Respect indeed! Mr. Croker informs us (vol. ii. p. 71) that at Garrick's Shakspeare Jubilee at Stratford-upon-Avon, Mr. Boswell, lest he should not be sufficiently distinguished, wore the words CORSICA Boswell, in large letters, round his hat;' and where the biographer makes solemn mention (vol. iv. p. 317) of his esteemed friend Mr. Akerman, the keeper of Newgate,' we have the following note :
* Why Mr. Boswell should call the keeper of Newgate his “ esteemed friend” has puzzled many readers; but besides his natural desire to make the acquaintance of every body who was eminent or remarkable, or even notorious, his strange propensity for witnessing executions probably brought him into more immediate intercourse with the keeper of Newgate.'
On the whole, in spite of a few trivial mistakes and inadvertencies, easy to be corrected hereafter, we may safely pronounce this · Boswell’ the best edition of an English book that has appeared in our time.
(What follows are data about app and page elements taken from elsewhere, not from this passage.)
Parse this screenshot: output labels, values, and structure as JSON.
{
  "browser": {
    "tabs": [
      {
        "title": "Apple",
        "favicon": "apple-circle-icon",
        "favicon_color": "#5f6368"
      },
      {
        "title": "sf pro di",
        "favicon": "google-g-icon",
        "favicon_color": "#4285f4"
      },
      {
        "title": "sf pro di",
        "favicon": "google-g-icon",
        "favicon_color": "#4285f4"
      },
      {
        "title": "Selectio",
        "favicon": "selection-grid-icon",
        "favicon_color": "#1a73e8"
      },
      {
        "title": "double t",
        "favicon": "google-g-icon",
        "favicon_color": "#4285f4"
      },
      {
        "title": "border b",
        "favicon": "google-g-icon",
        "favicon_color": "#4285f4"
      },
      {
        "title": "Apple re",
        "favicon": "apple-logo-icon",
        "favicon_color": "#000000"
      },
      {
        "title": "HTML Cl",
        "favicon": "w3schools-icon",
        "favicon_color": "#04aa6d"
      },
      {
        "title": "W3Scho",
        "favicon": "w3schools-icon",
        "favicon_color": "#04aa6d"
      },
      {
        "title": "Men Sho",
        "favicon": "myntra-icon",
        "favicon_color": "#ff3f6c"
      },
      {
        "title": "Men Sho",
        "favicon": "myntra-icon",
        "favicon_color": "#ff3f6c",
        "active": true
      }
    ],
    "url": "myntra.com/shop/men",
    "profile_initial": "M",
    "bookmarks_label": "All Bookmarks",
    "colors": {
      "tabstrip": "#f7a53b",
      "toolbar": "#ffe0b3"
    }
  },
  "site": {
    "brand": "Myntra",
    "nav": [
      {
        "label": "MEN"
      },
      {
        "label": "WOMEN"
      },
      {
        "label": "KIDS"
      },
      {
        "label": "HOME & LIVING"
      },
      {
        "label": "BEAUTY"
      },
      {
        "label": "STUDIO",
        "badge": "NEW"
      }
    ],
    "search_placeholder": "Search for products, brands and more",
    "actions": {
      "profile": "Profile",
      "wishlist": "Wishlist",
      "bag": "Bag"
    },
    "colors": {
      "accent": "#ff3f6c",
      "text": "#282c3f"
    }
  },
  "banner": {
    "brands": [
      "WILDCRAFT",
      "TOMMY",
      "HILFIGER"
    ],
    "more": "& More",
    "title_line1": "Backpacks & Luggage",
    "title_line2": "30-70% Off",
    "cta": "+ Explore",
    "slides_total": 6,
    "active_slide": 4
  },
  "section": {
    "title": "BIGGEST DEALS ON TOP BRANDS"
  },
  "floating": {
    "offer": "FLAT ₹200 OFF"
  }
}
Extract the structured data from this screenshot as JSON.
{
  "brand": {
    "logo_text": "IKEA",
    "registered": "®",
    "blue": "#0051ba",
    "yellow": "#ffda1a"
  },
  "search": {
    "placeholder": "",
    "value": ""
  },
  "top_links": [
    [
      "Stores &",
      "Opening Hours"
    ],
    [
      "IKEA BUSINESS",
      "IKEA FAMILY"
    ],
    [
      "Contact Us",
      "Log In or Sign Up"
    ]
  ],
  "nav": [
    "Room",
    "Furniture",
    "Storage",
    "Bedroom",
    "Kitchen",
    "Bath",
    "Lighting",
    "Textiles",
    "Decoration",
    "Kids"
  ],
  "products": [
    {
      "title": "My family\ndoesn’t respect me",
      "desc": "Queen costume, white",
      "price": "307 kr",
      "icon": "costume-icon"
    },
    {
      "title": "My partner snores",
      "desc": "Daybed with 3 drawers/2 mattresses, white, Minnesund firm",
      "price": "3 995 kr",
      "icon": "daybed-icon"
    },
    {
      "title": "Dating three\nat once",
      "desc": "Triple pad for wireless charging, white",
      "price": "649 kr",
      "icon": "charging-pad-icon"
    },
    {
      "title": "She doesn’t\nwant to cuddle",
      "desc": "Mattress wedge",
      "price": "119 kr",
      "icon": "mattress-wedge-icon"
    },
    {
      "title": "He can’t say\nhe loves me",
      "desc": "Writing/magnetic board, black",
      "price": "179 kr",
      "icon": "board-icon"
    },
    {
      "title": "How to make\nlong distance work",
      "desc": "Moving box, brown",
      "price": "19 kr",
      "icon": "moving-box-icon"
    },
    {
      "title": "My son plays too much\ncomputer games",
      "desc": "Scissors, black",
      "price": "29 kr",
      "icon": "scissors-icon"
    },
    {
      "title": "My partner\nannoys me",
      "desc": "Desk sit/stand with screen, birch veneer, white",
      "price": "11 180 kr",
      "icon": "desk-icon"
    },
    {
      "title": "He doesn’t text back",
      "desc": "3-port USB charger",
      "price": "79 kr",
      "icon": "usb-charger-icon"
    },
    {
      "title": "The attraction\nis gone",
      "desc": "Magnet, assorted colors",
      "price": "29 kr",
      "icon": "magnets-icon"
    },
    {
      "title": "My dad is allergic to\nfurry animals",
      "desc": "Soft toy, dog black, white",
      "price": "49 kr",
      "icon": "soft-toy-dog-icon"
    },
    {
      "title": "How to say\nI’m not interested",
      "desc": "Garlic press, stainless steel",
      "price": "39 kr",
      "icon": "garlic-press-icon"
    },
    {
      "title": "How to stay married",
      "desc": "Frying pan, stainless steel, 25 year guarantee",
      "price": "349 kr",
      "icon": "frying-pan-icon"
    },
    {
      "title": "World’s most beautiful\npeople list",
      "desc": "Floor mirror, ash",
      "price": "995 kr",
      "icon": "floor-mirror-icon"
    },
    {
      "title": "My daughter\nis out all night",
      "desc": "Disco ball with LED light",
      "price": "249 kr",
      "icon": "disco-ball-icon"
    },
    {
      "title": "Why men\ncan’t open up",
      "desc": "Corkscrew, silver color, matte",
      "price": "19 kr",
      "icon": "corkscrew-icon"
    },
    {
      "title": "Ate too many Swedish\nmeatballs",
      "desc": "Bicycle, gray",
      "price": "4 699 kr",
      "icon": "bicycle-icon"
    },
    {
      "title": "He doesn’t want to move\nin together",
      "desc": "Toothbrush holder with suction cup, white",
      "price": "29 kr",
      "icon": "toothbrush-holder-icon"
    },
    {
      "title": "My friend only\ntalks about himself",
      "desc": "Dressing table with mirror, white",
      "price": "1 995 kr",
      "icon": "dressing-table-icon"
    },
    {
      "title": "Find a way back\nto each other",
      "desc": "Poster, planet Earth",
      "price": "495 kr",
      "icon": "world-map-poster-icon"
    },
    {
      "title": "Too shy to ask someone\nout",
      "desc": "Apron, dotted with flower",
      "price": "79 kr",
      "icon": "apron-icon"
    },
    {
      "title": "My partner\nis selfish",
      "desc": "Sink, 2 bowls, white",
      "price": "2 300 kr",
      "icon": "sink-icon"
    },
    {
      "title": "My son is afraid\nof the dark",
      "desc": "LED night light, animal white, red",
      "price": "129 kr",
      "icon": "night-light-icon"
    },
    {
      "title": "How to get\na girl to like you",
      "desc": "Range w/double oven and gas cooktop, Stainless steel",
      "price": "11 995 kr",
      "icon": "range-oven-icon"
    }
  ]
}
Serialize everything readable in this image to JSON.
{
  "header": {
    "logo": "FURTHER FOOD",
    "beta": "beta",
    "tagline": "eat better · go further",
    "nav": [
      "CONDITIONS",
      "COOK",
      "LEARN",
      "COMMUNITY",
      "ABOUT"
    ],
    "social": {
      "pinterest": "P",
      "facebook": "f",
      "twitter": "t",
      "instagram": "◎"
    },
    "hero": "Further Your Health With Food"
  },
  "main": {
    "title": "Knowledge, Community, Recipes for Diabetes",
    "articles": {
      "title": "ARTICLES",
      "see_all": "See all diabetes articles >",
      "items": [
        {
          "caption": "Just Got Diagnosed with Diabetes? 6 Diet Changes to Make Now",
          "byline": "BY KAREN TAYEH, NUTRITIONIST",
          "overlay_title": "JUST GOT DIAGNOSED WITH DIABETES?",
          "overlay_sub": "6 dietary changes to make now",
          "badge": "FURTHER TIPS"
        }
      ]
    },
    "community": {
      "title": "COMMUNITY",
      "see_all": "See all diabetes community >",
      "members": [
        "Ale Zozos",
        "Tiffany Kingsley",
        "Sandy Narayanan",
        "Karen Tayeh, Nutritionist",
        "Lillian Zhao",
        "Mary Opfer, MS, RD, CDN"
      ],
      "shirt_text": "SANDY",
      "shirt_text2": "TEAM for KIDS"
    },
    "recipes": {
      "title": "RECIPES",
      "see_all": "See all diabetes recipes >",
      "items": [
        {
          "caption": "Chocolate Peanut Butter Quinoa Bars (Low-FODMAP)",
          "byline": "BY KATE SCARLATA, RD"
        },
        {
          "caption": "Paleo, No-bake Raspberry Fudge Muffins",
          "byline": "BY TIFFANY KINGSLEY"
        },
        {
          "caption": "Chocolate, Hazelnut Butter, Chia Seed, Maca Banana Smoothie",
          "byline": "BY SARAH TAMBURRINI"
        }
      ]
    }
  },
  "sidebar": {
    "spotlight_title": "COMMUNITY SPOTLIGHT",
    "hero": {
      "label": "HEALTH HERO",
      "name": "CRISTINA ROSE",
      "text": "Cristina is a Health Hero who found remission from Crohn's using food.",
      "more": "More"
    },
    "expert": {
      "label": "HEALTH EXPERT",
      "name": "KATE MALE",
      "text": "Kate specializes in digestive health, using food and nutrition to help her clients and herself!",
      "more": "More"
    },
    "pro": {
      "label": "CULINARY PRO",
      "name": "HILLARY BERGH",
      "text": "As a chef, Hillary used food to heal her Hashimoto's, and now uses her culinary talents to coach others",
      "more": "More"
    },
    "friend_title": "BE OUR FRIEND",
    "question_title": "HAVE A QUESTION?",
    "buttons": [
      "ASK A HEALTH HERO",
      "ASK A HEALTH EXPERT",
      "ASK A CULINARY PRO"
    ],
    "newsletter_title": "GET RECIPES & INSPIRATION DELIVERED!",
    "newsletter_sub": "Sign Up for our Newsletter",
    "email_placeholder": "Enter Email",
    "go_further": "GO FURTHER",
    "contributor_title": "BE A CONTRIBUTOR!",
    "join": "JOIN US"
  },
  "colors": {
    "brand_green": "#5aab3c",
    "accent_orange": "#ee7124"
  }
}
It is set forth, as might be supposed, with all the luxury of modern embellishment. The engravings are exquisitely beautiful; and one wholly new thing in this way, viz. a Boswell, after a dashing early drawing of Lawrence (much in the style of a sketch by · H. B.') is, to our fancy, more satisfactory, in the case of such a person, than the most elaborate portrait, done under the fear of the proprieties, could ever have been. We ought not to omit, that a really good index has now, for the first time, been given with a book that, above almost any other, wanted such an appendage. Boswell's Life of Johnson is, we suspect, about the richest dictionary of wit and wisdom any language can boast, and its treasures may now be referred to with infinitely greater ease than heretofore.
Art. II.-Introductory Lectures on Political Economy, being
part of a Course delivered in Easter Term, 1831. By Richard Whately, D.D., Professor of Political Economy to the Uni
versity of Oxford, (now Archbishop of Dublin.) London. 1831. IN N a recent article * we exposed several of the fallacies, contra
dictions, and downright absurdities of the modern writers on political economy, and traced the most pernicious of them to a fundamental error, by which the whole fabric of the science was necessarily vitiated,—the confounding wealth, as measured by its exchangeable value, with utility or advantageousness. Since the publication of that paper, another chair of Political Economy having been instituted, and another professor having put forth a series of Introductory Lectures on the science, we opened his work with some curiosity to ascertain whether it would be attempted to get over our objection, or that the reform we recommended would be adopted, and the science of wealth confined within its proper boundaries, and strictly segregated from the science of political welfare. The latter we find to be the object which Dr. Whately * Art. I, No. LXXXVII,
+ Whately's Lectures. 1831.